"Our exposure worldwide, the TV deals and the marketing ..." Lakers general manager Mitch Kupchak said, attempting to frame Kobe's impact. "I can't say you can pin it all on Kobe, but certainly when we go from city to city, every building we go into there are three or four thousand Lakers fans there with No. 24 jerseys on, even in the arenas where we're most hated. And to me, he's a universal sports celebrity. Really transcends athletics. How do you quantify that kind of success and how do you relate that to the success of the NBA? I think it goes hand in hand."

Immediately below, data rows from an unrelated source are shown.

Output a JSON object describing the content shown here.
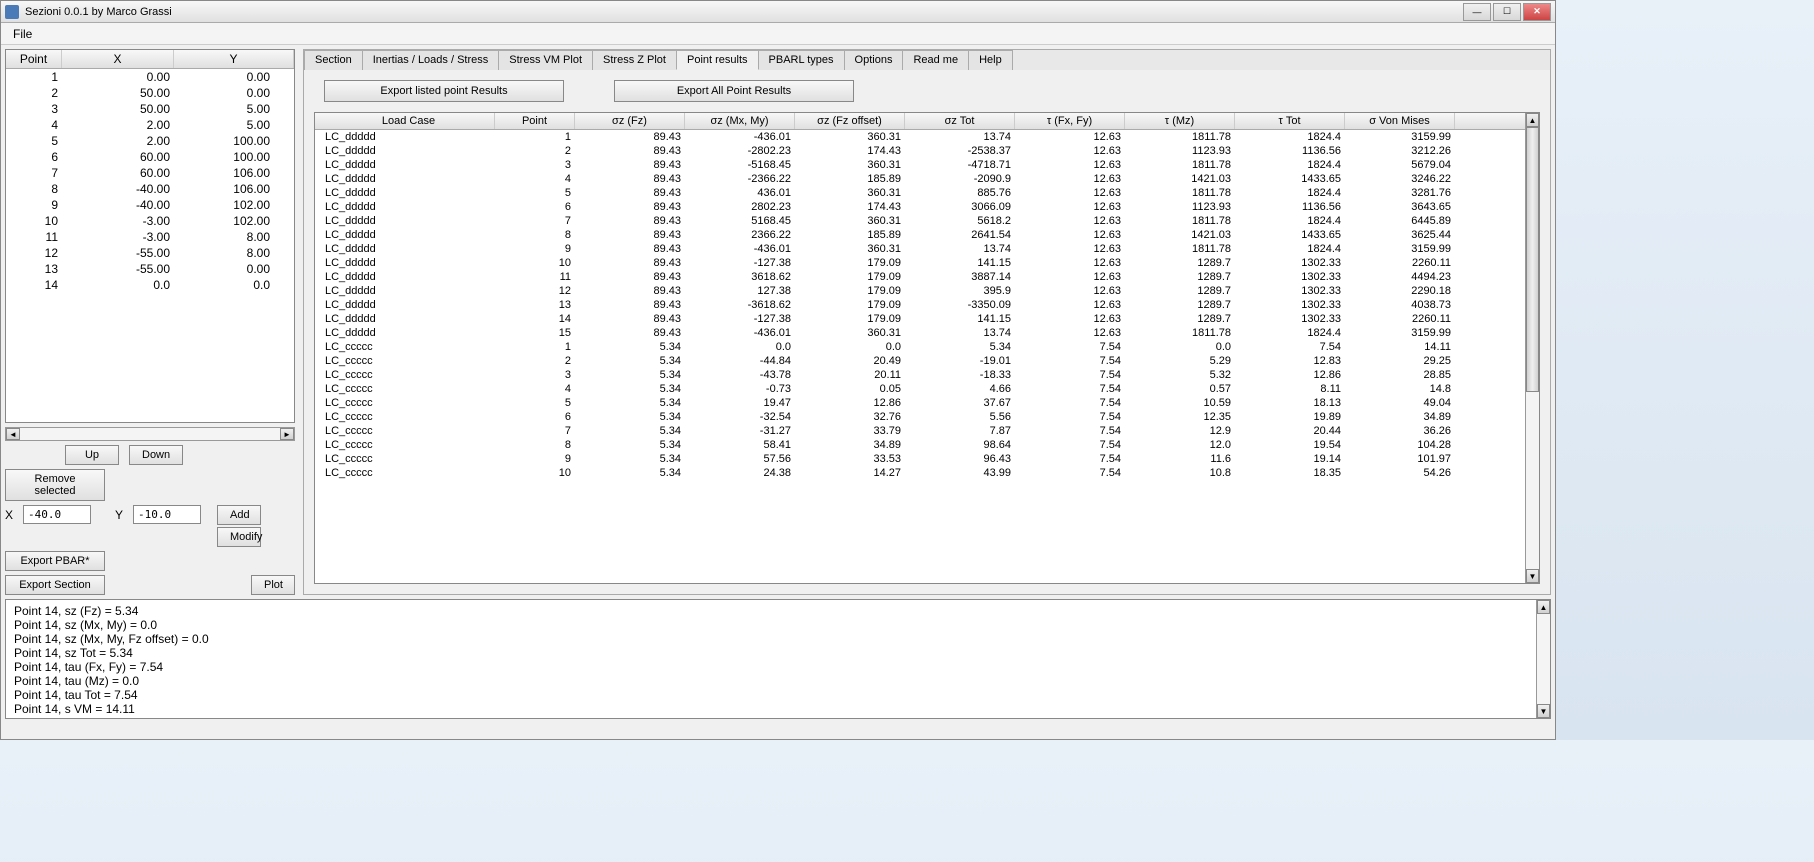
{
  "window": {
    "title": "Sezioni 0.0.1 by Marco Grassi"
  },
  "menu": {
    "file": "File"
  },
  "points_table": {
    "headers": {
      "point": "Point",
      "x": "X",
      "y": "Y"
    },
    "rows": [
      {
        "point": "1",
        "x": "0.00",
        "y": "0.00"
      },
      {
        "point": "2",
        "x": "50.00",
        "y": "0.00"
      },
      {
        "point": "3",
        "x": "50.00",
        "y": "5.00"
      },
      {
        "point": "4",
        "x": "2.00",
        "y": "5.00"
      },
      {
        "point": "5",
        "x": "2.00",
        "y": "100.00"
      },
      {
        "point": "6",
        "x": "60.00",
        "y": "100.00"
      },
      {
        "point": "7",
        "x": "60.00",
        "y": "106.00"
      },
      {
        "point": "8",
        "x": "-40.00",
        "y": "106.00"
      },
      {
        "point": "9",
        "x": "-40.00",
        "y": "102.00"
      },
      {
        "point": "10",
        "x": "-3.00",
        "y": "102.00"
      },
      {
        "point": "11",
        "x": "-3.00",
        "y": "8.00"
      },
      {
        "point": "12",
        "x": "-55.00",
        "y": "8.00"
      },
      {
        "point": "13",
        "x": "-55.00",
        "y": "0.00"
      },
      {
        "point": "14",
        "x": "0.0",
        "y": "0.0"
      }
    ]
  },
  "left_controls": {
    "up": "Up",
    "down": "Down",
    "remove": "Remove selected",
    "add": "Add",
    "modify": "Modify",
    "x_label": "X",
    "y_label": "Y",
    "x_value": "-40.0",
    "y_value": "-10.0",
    "export_pbar": "Export PBAR*",
    "export_section": "Export Section",
    "plot": "Plot"
  },
  "tabs": [
    "Section",
    "Inertias / Loads / Stress",
    "Stress VM Plot",
    "Stress Z Plot",
    "Point results",
    "PBARL types",
    "Options",
    "Read me",
    "Help"
  ],
  "active_tab": "Point results",
  "export_buttons": {
    "listed": "Export listed point Results",
    "all": "Export All Point Results"
  },
  "results_table": {
    "headers": [
      "Load Case",
      "Point",
      "σz (Fz)",
      "σz (Mx, My)",
      "σz (Fz offset)",
      "σz Tot",
      "τ (Fx, Fy)",
      "τ (Mz)",
      "τ Tot",
      "σ Von Mises"
    ],
    "rows": [
      [
        "LC_ddddd",
        "1",
        "89.43",
        "-436.01",
        "360.31",
        "13.74",
        "12.63",
        "1811.78",
        "1824.4",
        "3159.99"
      ],
      [
        "LC_ddddd",
        "2",
        "89.43",
        "-2802.23",
        "174.43",
        "-2538.37",
        "12.63",
        "1123.93",
        "1136.56",
        "3212.26"
      ],
      [
        "LC_ddddd",
        "3",
        "89.43",
        "-5168.45",
        "360.31",
        "-4718.71",
        "12.63",
        "1811.78",
        "1824.4",
        "5679.04"
      ],
      [
        "LC_ddddd",
        "4",
        "89.43",
        "-2366.22",
        "185.89",
        "-2090.9",
        "12.63",
        "1421.03",
        "1433.65",
        "3246.22"
      ],
      [
        "LC_ddddd",
        "5",
        "89.43",
        "436.01",
        "360.31",
        "885.76",
        "12.63",
        "1811.78",
        "1824.4",
        "3281.76"
      ],
      [
        "LC_ddddd",
        "6",
        "89.43",
        "2802.23",
        "174.43",
        "3066.09",
        "12.63",
        "1123.93",
        "1136.56",
        "3643.65"
      ],
      [
        "LC_ddddd",
        "7",
        "89.43",
        "5168.45",
        "360.31",
        "5618.2",
        "12.63",
        "1811.78",
        "1824.4",
        "6445.89"
      ],
      [
        "LC_ddddd",
        "8",
        "89.43",
        "2366.22",
        "185.89",
        "2641.54",
        "12.63",
        "1421.03",
        "1433.65",
        "3625.44"
      ],
      [
        "LC_ddddd",
        "9",
        "89.43",
        "-436.01",
        "360.31",
        "13.74",
        "12.63",
        "1811.78",
        "1824.4",
        "3159.99"
      ],
      [
        "LC_ddddd",
        "10",
        "89.43",
        "-127.38",
        "179.09",
        "141.15",
        "12.63",
        "1289.7",
        "1302.33",
        "2260.11"
      ],
      [
        "LC_ddddd",
        "11",
        "89.43",
        "3618.62",
        "179.09",
        "3887.14",
        "12.63",
        "1289.7",
        "1302.33",
        "4494.23"
      ],
      [
        "LC_ddddd",
        "12",
        "89.43",
        "127.38",
        "179.09",
        "395.9",
        "12.63",
        "1289.7",
        "1302.33",
        "2290.18"
      ],
      [
        "LC_ddddd",
        "13",
        "89.43",
        "-3618.62",
        "179.09",
        "-3350.09",
        "12.63",
        "1289.7",
        "1302.33",
        "4038.73"
      ],
      [
        "LC_ddddd",
        "14",
        "89.43",
        "-127.38",
        "179.09",
        "141.15",
        "12.63",
        "1289.7",
        "1302.33",
        "2260.11"
      ],
      [
        "LC_ddddd",
        "15",
        "89.43",
        "-436.01",
        "360.31",
        "13.74",
        "12.63",
        "1811.78",
        "1824.4",
        "3159.99"
      ],
      [
        "LC_ccccc",
        "1",
        "5.34",
        "0.0",
        "0.0",
        "5.34",
        "7.54",
        "0.0",
        "7.54",
        "14.11"
      ],
      [
        "LC_ccccc",
        "2",
        "5.34",
        "-44.84",
        "20.49",
        "-19.01",
        "7.54",
        "5.29",
        "12.83",
        "29.25"
      ],
      [
        "LC_ccccc",
        "3",
        "5.34",
        "-43.78",
        "20.11",
        "-18.33",
        "7.54",
        "5.32",
        "12.86",
        "28.85"
      ],
      [
        "LC_ccccc",
        "4",
        "5.34",
        "-0.73",
        "0.05",
        "4.66",
        "7.54",
        "0.57",
        "8.11",
        "14.8"
      ],
      [
        "LC_ccccc",
        "5",
        "5.34",
        "19.47",
        "12.86",
        "37.67",
        "7.54",
        "10.59",
        "18.13",
        "49.04"
      ],
      [
        "LC_ccccc",
        "6",
        "5.34",
        "-32.54",
        "32.76",
        "5.56",
        "7.54",
        "12.35",
        "19.89",
        "34.89"
      ],
      [
        "LC_ccccc",
        "7",
        "5.34",
        "-31.27",
        "33.79",
        "7.87",
        "7.54",
        "12.9",
        "20.44",
        "36.26"
      ],
      [
        "LC_ccccc",
        "8",
        "5.34",
        "58.41",
        "34.89",
        "98.64",
        "7.54",
        "12.0",
        "19.54",
        "104.28"
      ],
      [
        "LC_ccccc",
        "9",
        "5.34",
        "57.56",
        "33.53",
        "96.43",
        "7.54",
        "11.6",
        "19.14",
        "101.97"
      ],
      [
        "LC_ccccc",
        "10",
        "5.34",
        "24.38",
        "14.27",
        "43.99",
        "7.54",
        "10.8",
        "18.35",
        "54.26"
      ]
    ]
  },
  "console": {
    "lines": [
      "Point 14, sz (Fz) = 5.34",
      "Point 14, sz (Mx, My) = 0.0",
      "Point 14, sz (Mx, My, Fz offset) = 0.0",
      "Point 14, sz Tot = 5.34",
      "Point 14, tau (Fx, Fy) = 7.54",
      "Point 14, tau (Mz) = 0.0",
      "Point 14, tau Tot = 7.54",
      "Point 14, s VM = 14.11"
    ]
  }
}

You can't look at the financial health of the league, the exorbitant franchise valuations and national TV rights fees without acknowledging the role Kobe played in it. You can't see the stars of today, even the ones who have surpassed Kobe and expanded the possibilities of greatness, and not acknowledge the distance marker he represented on their journey.

As Kobe's own NBA journey comes to an end, he values process more than results. He referenced the beauty of these ugly last days, because the noticeable drop-off in his skills means he hit great heights in the first place. He enjoys simply being in the conversation with Magic Johnson and Kareem Abdul-Jabbar, even if he isn't universally proclaimed the Greatest Laker ahead of them.

He might not have their place. He knows he had his time.